Hong Kong School Girl
May 1976

“Hong Kong School Girl,” New Era, May 1976, 19

Hong Kong School Girl

Lai Sau Kyun joined the Church with her family in 1974. Today she is the first counselor in the Sham Sui Branch Primary of the Hong Kong District. Life has changed for the Lai family. (In Chinese the last name precedes the surname.)

Brother Lai is a member of the branch presidency, and his oldest son is a full-time missionary. For Sau Kyun, activity night, family home evening, branch outings, and Church socials have replaced television.

“Most of my social life is in the Church. We have more than 50 young people in our branch,” says Sau Kyun. The majority of members in the Hong Kong district are recent converts, 13 to 19 years old, who are given many opportunities to serve in the Church auxiliaries.

Like most other young members of her branch, Sau Kyun attends a Protestant secondary school. After graduating, she may attend Brigham Young University or Ricks College and then return to Hong Kong.

Photos by Richard Stum

Attending nine 45-minute classes every day, students have a year-round schedule. Although Sau Kyun prefers biology and mathematics to chemistry, she is a good student in all classes

Hong Kong is a British colony, and all school texts are in English. English is spoken in the crowded classes in Sau Kyun’s 1,500-student school

Sau Kyun studies 14 subjects—English, physics, Chinese history, Bible, economic public affairs, modern mathematics, geography, world history, chemistry, music, biology, arts, physical education, and Chinese literature

Students wear school uniforms and line up for buses. Many take the bus to and from school and also ride home for lunch

Sau Kyun enjoys school and her friends but realizes there are only two local colleges in Hong Kong. She and many other LDS youths study English so that they may attend Church-sponsored schools and return to work in Hong Kong

Physical education is stressed as an important part of a student’s development. The academic load each carries is stiff and demanding. P.E. class serves as a welcome break from confining classroom routines

To attend her Lutheran secondary school, Sau Kyun must pay tuition and books. The school is known for its superior educational standards

The Lai family spend an evening together in scripture study. Sister Lai is the Relief Society homemaking counselor and a member of the district Primary presidency. Her daughter, 13, is assistant secretary in the Young Women organization

Family home evening for the Lai family often includes recreational activities such as basketball.

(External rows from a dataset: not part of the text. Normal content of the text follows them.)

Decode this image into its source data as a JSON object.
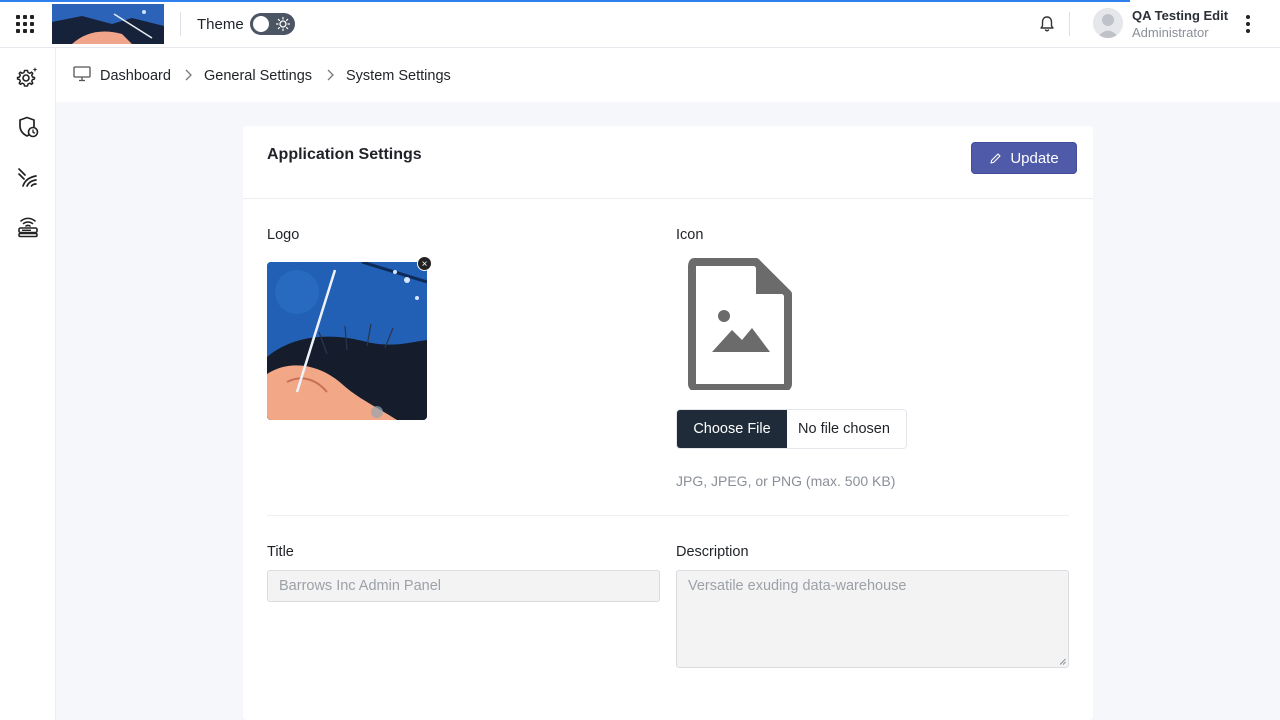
{
  "topbar": {
    "theme_label": "Theme",
    "user": {
      "name": "QA Testing Edit",
      "role": "Administrator"
    }
  },
  "sidebar": {
    "items": [
      {
        "icon": "settings-gear-icon"
      },
      {
        "icon": "shield-clock-icon"
      },
      {
        "icon": "signal-waves-icon"
      },
      {
        "icon": "router-icon"
      }
    ]
  },
  "breadcrumb": {
    "items": [
      "Dashboard",
      "General Settings",
      "System Settings"
    ]
  },
  "card": {
    "title": "Application Settings",
    "update_label": "Update",
    "logo_label": "Logo",
    "icon_label": "Icon",
    "choose_file_label": "Choose File",
    "no_file_text": "No file chosen",
    "file_hint": "JPG, JPEG, or PNG (max. 500 KB)",
    "title_label": "Title",
    "title_placeholder": "Barrows Inc Admin Panel",
    "description_label": "Description",
    "description_placeholder": "Versatile exuding data-warehouse"
  },
  "colors": {
    "accent": "#4f5aa8",
    "file_button": "#1f2b38",
    "progress": "#2f80ed"
  }
}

Sau Kyun, like other Hong Kong youths, enjoys swimming in the Pacific, movies, picnics, sports, and excursions to the New Territories, a farmland area of Hong Kong

Far right, Mei Kyun, Sau Kyun, Fu To, and Kwok To, a full-time missionary, sing a hymn during family home evening. The temple is the lesson subject, and family members will display many photographs. The Lais know the meaning of temple marriage and work to serve each other and build the Lord’s kingdom. They realize their knowledge will enable them to work for the greatest blessings of the gospel of Jesus Christ

Brother Lai goes over some basketball fundamentals with Mei Kyun. Western clothing is prevalent among all generations in Hong Kong. Traditional costumes are worn primarily during ceremonial programs or dances.

The Lai family enjoys lunch together (clockwise, Fu To, Mei Kyun, Sau Kyun, Brother Lai, and Sister Lai). “Our great hope is to share the gospel with others,” says Brother Lai